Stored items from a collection
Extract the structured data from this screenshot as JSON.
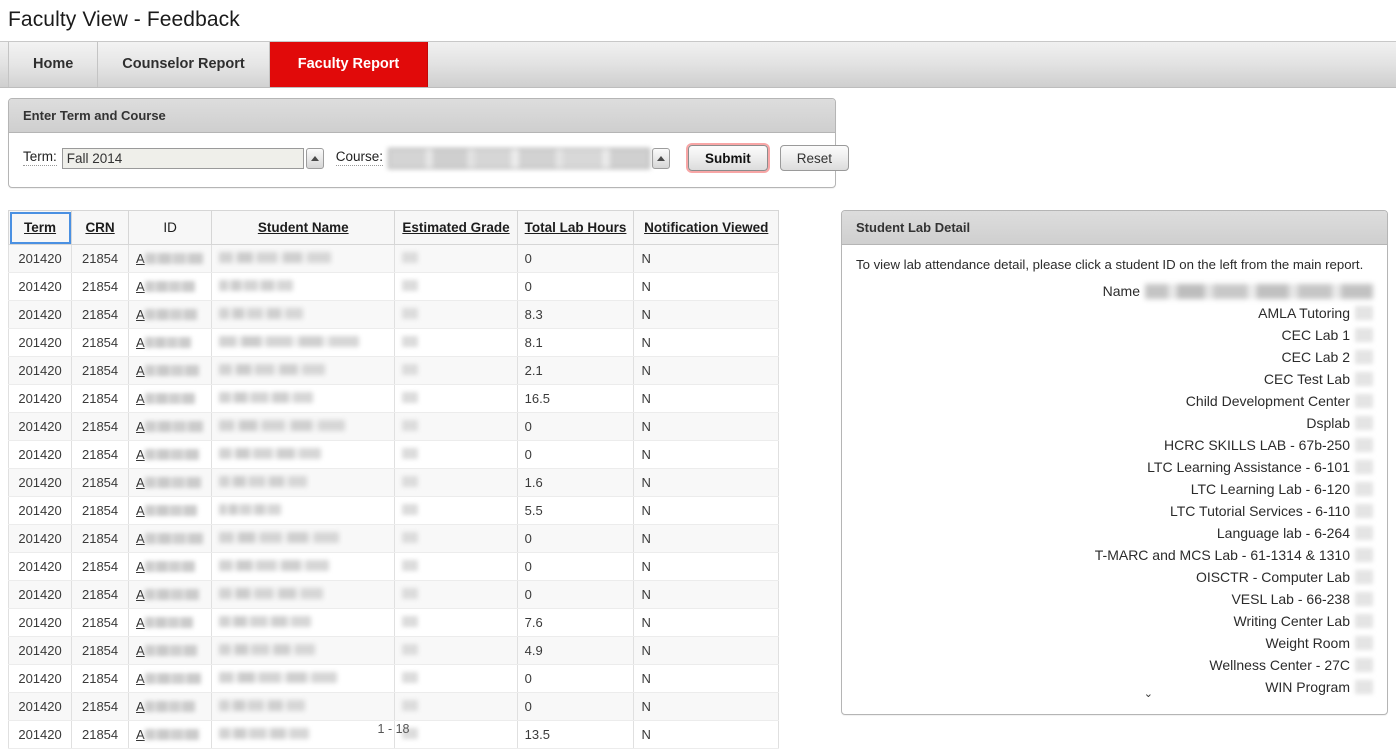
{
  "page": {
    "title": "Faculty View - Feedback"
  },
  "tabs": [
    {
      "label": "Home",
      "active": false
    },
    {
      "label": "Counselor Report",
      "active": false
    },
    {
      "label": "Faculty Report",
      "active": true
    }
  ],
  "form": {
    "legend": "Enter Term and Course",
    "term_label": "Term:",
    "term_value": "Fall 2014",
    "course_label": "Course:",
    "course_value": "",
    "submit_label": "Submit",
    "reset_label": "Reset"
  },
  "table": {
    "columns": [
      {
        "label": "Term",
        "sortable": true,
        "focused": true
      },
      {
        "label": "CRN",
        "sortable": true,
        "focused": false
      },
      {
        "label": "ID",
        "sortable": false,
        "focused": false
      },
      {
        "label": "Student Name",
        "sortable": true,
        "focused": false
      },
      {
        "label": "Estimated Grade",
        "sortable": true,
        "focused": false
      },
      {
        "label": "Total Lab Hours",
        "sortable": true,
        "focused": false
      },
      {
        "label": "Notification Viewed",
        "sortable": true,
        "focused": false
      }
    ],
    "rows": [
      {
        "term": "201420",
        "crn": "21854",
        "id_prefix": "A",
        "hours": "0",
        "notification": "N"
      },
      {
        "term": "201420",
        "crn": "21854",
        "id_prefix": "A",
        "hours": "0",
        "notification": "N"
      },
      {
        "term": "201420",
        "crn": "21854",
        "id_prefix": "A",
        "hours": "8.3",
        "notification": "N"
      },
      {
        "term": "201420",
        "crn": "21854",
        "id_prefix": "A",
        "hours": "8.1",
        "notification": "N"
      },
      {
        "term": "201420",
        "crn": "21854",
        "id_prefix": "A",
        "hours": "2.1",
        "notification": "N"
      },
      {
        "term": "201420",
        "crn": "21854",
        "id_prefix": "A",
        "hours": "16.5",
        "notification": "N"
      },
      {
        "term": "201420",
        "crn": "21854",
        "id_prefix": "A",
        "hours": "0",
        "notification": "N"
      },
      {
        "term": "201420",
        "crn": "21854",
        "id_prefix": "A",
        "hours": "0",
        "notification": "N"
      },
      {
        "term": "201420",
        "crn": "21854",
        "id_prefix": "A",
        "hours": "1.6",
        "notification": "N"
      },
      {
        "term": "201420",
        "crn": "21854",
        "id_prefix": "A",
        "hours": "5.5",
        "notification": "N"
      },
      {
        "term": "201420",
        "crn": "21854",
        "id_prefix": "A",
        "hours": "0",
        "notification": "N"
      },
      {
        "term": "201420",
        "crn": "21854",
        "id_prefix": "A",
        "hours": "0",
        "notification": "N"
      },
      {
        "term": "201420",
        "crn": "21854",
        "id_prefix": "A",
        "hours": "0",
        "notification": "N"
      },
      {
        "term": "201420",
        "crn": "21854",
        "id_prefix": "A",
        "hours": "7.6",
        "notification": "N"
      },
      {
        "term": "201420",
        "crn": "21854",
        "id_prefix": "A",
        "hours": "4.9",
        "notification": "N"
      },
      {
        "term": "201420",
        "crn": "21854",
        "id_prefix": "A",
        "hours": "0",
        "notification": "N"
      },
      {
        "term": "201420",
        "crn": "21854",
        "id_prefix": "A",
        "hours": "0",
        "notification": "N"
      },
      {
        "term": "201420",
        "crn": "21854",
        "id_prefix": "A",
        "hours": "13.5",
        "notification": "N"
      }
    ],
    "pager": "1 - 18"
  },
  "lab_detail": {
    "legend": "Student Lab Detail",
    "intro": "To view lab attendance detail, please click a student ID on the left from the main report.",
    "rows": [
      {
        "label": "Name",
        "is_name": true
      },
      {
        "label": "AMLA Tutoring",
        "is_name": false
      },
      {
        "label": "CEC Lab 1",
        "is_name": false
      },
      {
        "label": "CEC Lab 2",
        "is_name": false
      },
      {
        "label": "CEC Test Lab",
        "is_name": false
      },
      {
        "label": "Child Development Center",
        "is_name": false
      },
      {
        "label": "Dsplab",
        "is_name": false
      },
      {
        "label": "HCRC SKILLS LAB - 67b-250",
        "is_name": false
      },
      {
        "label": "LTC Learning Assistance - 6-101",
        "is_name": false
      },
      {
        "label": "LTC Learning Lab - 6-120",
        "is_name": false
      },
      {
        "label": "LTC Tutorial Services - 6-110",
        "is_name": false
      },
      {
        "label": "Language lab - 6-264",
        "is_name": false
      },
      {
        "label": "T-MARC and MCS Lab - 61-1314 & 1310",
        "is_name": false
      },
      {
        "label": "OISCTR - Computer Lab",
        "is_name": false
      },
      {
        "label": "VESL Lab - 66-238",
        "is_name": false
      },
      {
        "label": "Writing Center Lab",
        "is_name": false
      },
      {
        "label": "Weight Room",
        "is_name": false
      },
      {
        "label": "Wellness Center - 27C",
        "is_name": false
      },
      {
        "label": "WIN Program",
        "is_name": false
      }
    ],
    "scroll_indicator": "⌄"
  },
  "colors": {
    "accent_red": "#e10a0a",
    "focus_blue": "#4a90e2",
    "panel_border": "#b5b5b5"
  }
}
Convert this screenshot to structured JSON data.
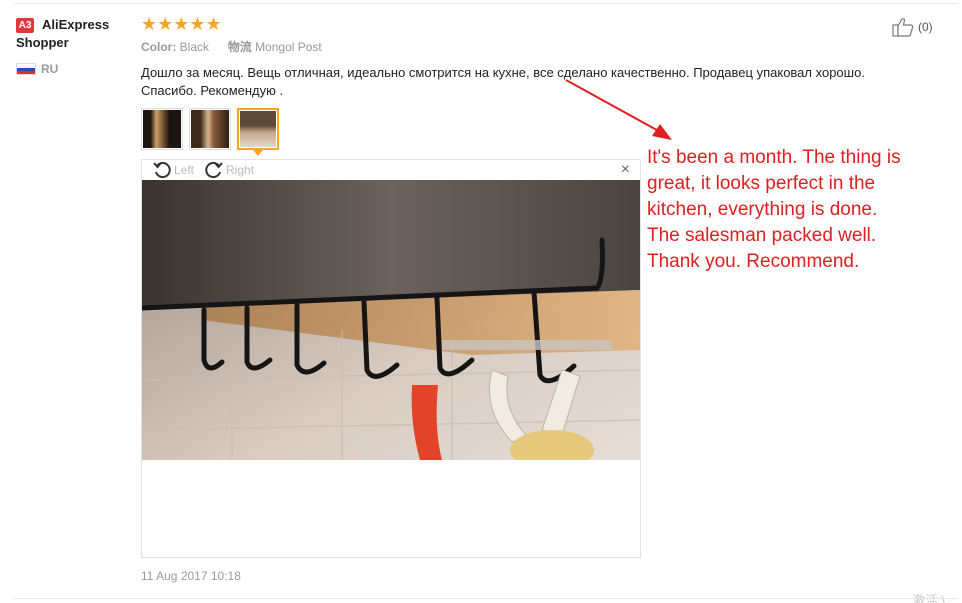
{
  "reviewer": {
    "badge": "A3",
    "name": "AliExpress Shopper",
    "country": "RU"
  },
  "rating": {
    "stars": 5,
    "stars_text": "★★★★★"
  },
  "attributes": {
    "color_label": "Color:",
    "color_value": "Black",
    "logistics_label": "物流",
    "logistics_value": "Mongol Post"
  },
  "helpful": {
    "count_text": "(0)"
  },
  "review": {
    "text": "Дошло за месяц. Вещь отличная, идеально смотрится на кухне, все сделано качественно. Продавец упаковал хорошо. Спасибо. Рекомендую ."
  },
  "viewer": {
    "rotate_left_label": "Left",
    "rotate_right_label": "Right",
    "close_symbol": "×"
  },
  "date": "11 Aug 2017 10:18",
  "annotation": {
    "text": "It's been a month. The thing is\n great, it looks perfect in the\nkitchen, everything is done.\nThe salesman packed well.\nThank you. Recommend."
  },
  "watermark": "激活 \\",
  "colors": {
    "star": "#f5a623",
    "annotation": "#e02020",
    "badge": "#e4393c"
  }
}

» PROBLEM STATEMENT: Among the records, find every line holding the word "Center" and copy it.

» WRITTEN ANSWER:
        "label": "Child Development Center",
        "label": "Writing Center Lab",
        "label": "Wellness Center - 27C",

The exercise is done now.